What to work on: Filter the records down to the lines that hold the word "JSON", and copy each of those lines.

===== Records provided =====

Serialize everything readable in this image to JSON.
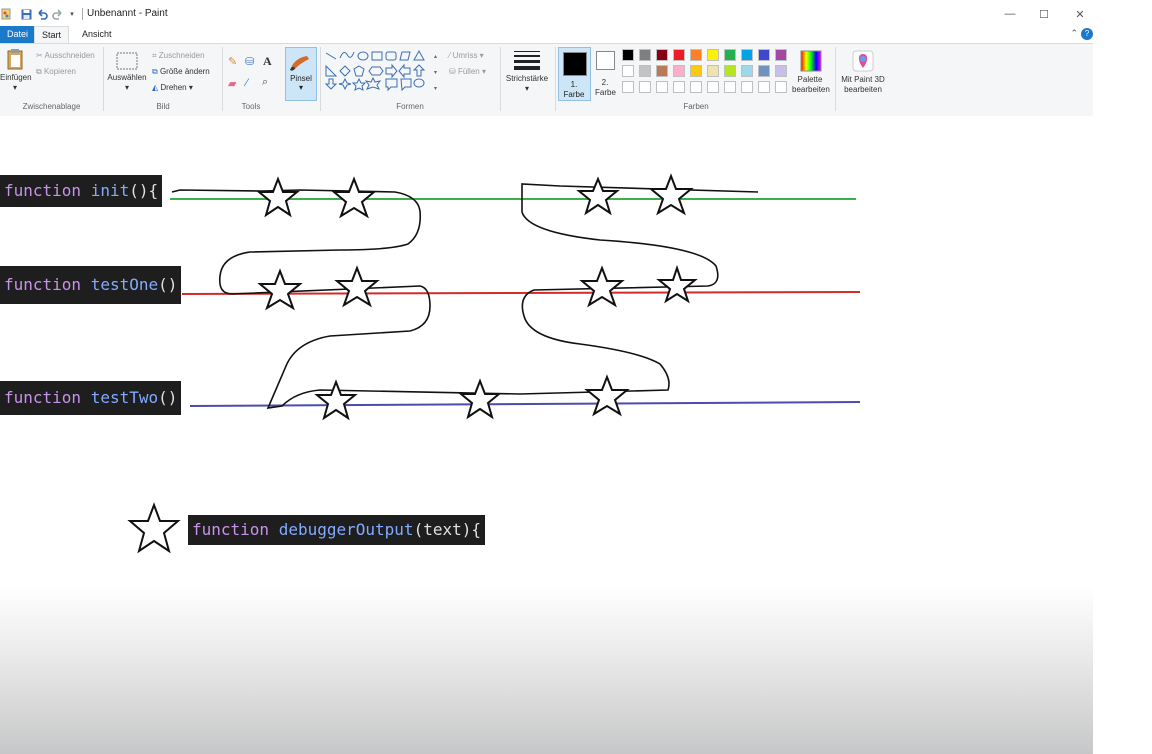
{
  "window": {
    "title": "Unbenannt - Paint",
    "controls": {
      "minimize": "—",
      "maximize": "☐",
      "close": "✕"
    }
  },
  "tabs": [
    "Datei",
    "Start",
    "Ansicht"
  ],
  "ribbon": {
    "clipboard": {
      "paste": "Einfügen",
      "cut": "Ausschneiden",
      "copy": "Kopieren",
      "group": "Zwischenablage"
    },
    "image": {
      "select": "Auswählen",
      "crop": "Zuschneiden",
      "resize": "Größe ändern",
      "rotate": "Drehen",
      "group": "Bild"
    },
    "tools": {
      "group": "Tools"
    },
    "brush": {
      "label": "Pinsel"
    },
    "shapes": {
      "outline": "Umriss",
      "fill": "Füllen",
      "group": "Formen"
    },
    "stroke": {
      "label": "Strichstärke"
    },
    "colors": {
      "color1": "1. Farbe",
      "color2": "2. Farbe",
      "group": "Farben",
      "edit": "Palette bearbeiten",
      "paint3d": "Mit Paint 3D bearbeiten",
      "palette_row1": [
        "#000000",
        "#7f7f7f",
        "#880015",
        "#ed1c24",
        "#ff7f27",
        "#fff200",
        "#22b14c",
        "#00a2e8",
        "#3f48cc",
        "#a349a4"
      ],
      "palette_row2": [
        "#ffffff",
        "#c3c3c3",
        "#b97a57",
        "#ffaec9",
        "#ffc90e",
        "#efe4b0",
        "#b5e61d",
        "#99d9ea",
        "#7092be",
        "#c8bfe7"
      ]
    }
  },
  "canvas": {
    "snippets": [
      {
        "keyword": "function",
        "name": "init",
        "rest": "(){"
      },
      {
        "keyword": "function",
        "name": "testOne",
        "rest": "()"
      },
      {
        "keyword": "function",
        "name": "testTwo",
        "rest": "()"
      },
      {
        "keyword": "function",
        "name": "debuggerOutput",
        "rest": "(text){"
      }
    ],
    "line_colors": {
      "init": "#3cb04a",
      "testOne": "#d42a2a",
      "testTwo": "#4b4bb0"
    }
  }
}
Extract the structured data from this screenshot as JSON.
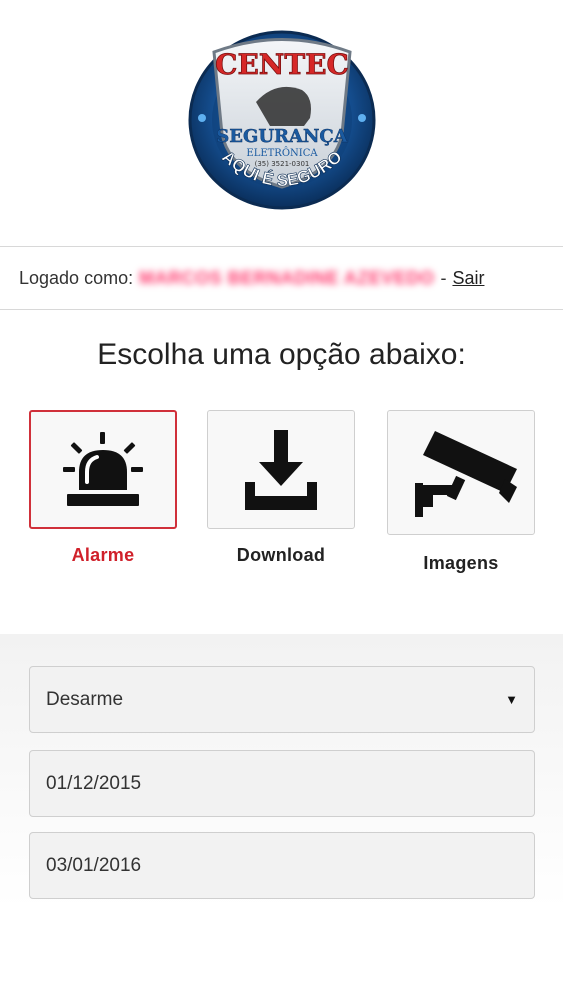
{
  "logo": {
    "brand": "CENTEC",
    "subtitle": "SEGURANÇA",
    "subtitle2": "ELETRÔNICA",
    "phone": "(35) 3521-0301",
    "slogan": "AQUI É SEGURO"
  },
  "login": {
    "prefix": "Logado como:",
    "username": "MARCOS BERNADINE AZEVEDO",
    "separator": "-",
    "logout": "Sair"
  },
  "heading": "Escolha uma opção abaixo:",
  "options": [
    {
      "label": "Alarme",
      "icon": "siren-icon",
      "active": true
    },
    {
      "label": "Download",
      "icon": "download-icon",
      "active": false
    },
    {
      "label": "Imagens",
      "icon": "security-camera-icon",
      "active": false
    }
  ],
  "form": {
    "select_value": "Desarme",
    "date_start": "01/12/2015",
    "date_end": "03/01/2016"
  },
  "colors": {
    "active_accent": "#d0202a",
    "logo_blue": "#1a5aa0",
    "logo_red": "#d62828"
  }
}
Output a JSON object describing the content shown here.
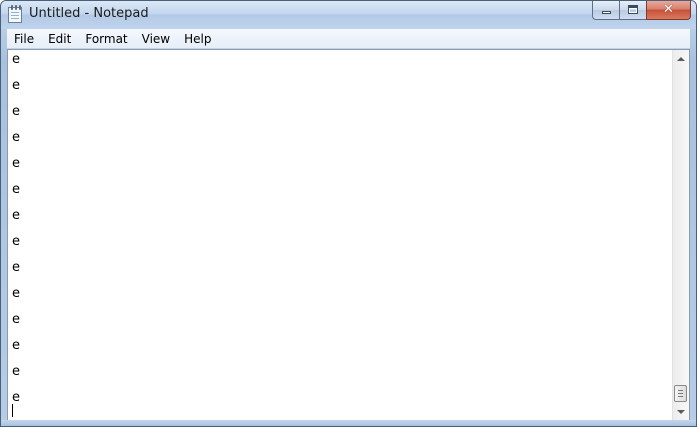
{
  "window": {
    "title": "Untitled - Notepad",
    "app_icon": "notepad-icon"
  },
  "caption_buttons": {
    "minimize_icon": "minimize-icon",
    "maximize_icon": "maximize-icon",
    "close_icon": "close-icon",
    "close_glyph": "✕"
  },
  "menubar": {
    "items": [
      {
        "label": "File"
      },
      {
        "label": "Edit"
      },
      {
        "label": "Format"
      },
      {
        "label": "View"
      },
      {
        "label": "Help"
      }
    ]
  },
  "editor": {
    "lines": [
      "e",
      "e",
      "e",
      "e",
      "e",
      "e",
      "e",
      "e",
      "e",
      "e",
      "e",
      "e",
      "e",
      "e",
      ""
    ]
  },
  "scrollbar": {
    "up_icon": "scroll-up-arrow-icon",
    "down_icon": "scroll-down-arrow-icon"
  },
  "colors": {
    "titlebar": "#c3d7ee",
    "close_button": "#c8503a",
    "editor_background": "#ffffff"
  }
}
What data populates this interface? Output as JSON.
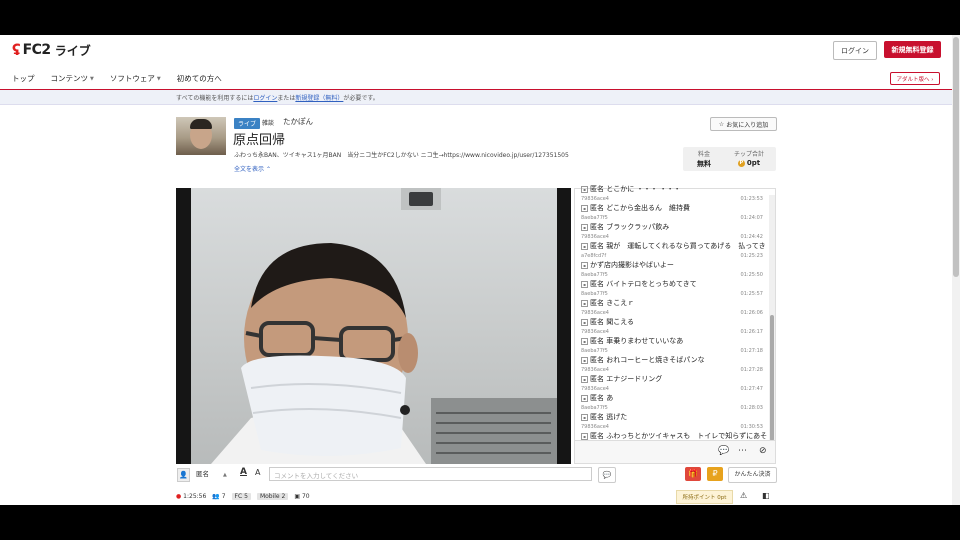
{
  "header": {
    "logo_text": "FC2",
    "logo_sub": "ライブ",
    "login_button": "ログイン",
    "register_button": "新規無料登録",
    "adult_button": "アダルト版へ ›"
  },
  "nav": {
    "items": [
      {
        "label": "トップ",
        "has_menu": false
      },
      {
        "label": "コンテンツ",
        "has_menu": true
      },
      {
        "label": "ソフトウェア",
        "has_menu": true
      },
      {
        "label": "初めての方へ",
        "has_menu": false
      }
    ]
  },
  "notice": {
    "prefix": "すべての機能を利用するには",
    "login_link": "ログイン",
    "middle": "または",
    "register_link": "新規登録（無料）",
    "suffix": "が必要です。"
  },
  "channel": {
    "status_tag": "ライブ",
    "category": "雑談",
    "owner": "たかぽん",
    "title": "原点回帰",
    "description": "ふわっち永BAN、ツイキャス1ヶ月BAN　当分ニコ生かFC2しかない ニコ生→https://www.nicovideo.jp/user/127351505",
    "show_all": "全文を表示",
    "favorite_button": "お気に入り追加",
    "fee_label": "料金",
    "fee_value": "無料",
    "tip_label": "チップ合計",
    "tip_value": "0pt"
  },
  "chat": {
    "messages": [
      {
        "uid": "",
        "time": "",
        "name": "",
        "text": "匿名 とこかに ・・・ ・・・"
      },
      {
        "uid": "79836ace4",
        "time": "01:23:53",
        "text": "匿名 どこから金出るん　維持費"
      },
      {
        "uid": "8aeba77f5",
        "time": "01:24:07",
        "text": "匿名 ブラックラッパ飲み"
      },
      {
        "uid": "79836ace4",
        "time": "01:24:42",
        "text": "匿名 親が　運転してくれるなら買ってあげる　払ってき"
      },
      {
        "uid": "a7e8fcd7f",
        "time": "01:25:23",
        "text": "かず店内撮影はやばいよー"
      },
      {
        "uid": "8aeba77f5",
        "time": "01:25:50",
        "text": "匿名 バイトテロをとっちめてきて"
      },
      {
        "uid": "8aeba77f5",
        "time": "01:25:57",
        "text": "匿名 きこえｒ"
      },
      {
        "uid": "79836ace4",
        "time": "01:26:06",
        "text": "匿名 聞こえる"
      },
      {
        "uid": "79836ace4",
        "time": "01:26:17",
        "text": "匿名 車乗りまわせていいなあ"
      },
      {
        "uid": "8aeba77f5",
        "time": "01:27:18",
        "text": "匿名 おれコーヒーと焼きそばパンな"
      },
      {
        "uid": "79836ace4",
        "time": "01:27:28",
        "text": "匿名 エナジードリング"
      },
      {
        "uid": "79836ace4",
        "time": "01:27:47",
        "text": "匿名 あ"
      },
      {
        "uid": "8aeba77f5",
        "time": "01:28:03",
        "text": "匿名 逃げた"
      },
      {
        "uid": "79836ace4",
        "time": "01:30:53",
        "text": "匿名 ふわっちとかツイキャスも　トイレで知らずにあそ"
      }
    ]
  },
  "comment": {
    "name_select": "匿名",
    "placeholder": "コメントを入力してください",
    "quick_pay": "かんたん決済"
  },
  "stats": {
    "elapsed": "1:25:56",
    "viewers": "7",
    "fc_badge": "FC",
    "fc_count": "5",
    "mobile_badge": "Mobile",
    "mobile_count": "2",
    "total": "70",
    "points": "所持ポイント 0pt"
  },
  "colors": {
    "brand": "#c8102e",
    "link": "#3060c0",
    "live_tag": "#3b82c4"
  }
}
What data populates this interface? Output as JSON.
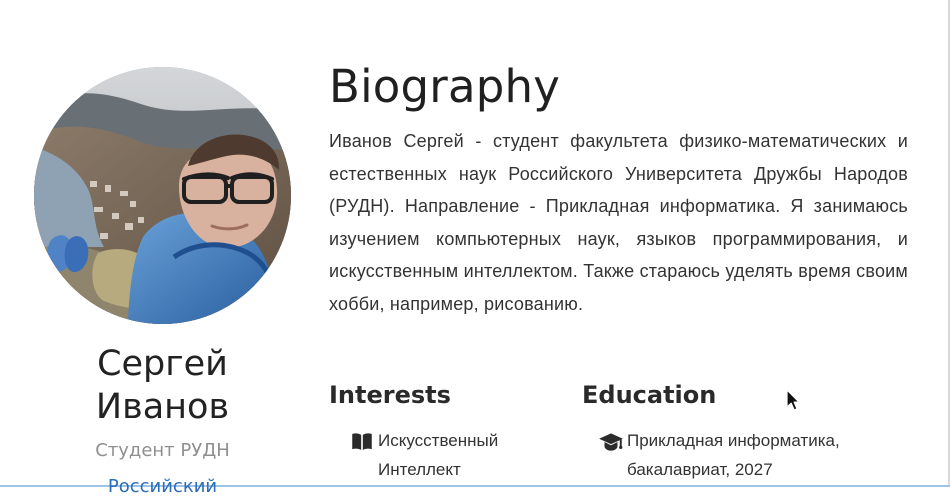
{
  "profile": {
    "name_line1": "Сергей",
    "name_line2": "Иванов",
    "role": "Студент РУДН",
    "university_link": "Российский"
  },
  "biography": {
    "title": "Biography",
    "text": "Иванов Сергей - студент факультета физико-математических и естественных наук Российского Университета Дружбы Народов (РУДН). Направление - Прикладная информатика. Я занимаюсь изучением компьютерных наук, языков программирования, и искусственным интеллектом. Также стараюсь уделять время своим хобби, например, рисованию."
  },
  "interests": {
    "title": "Interests",
    "items": [
      {
        "icon": "book-icon",
        "text": "Искусственный Интеллект"
      }
    ]
  },
  "education": {
    "title": "Education",
    "items": [
      {
        "icon": "graduation-cap-icon",
        "text": "Прикладная информатика, бакалавриат, 2027"
      }
    ]
  },
  "colors": {
    "link": "#2a6cb6",
    "muted_text": "#8f8f8f",
    "heading": "#2a2a2a"
  },
  "icons": {
    "cursor": "mouse-pointer-icon"
  }
}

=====

Output for this exercise:
Serialize everything readable in this image to JSON.
Extract the structured data from this screenshot as JSON.
Output a JSON object describing the content shown here.
What data populates this interface? Output as JSON.
What data populates this interface? Output as JSON.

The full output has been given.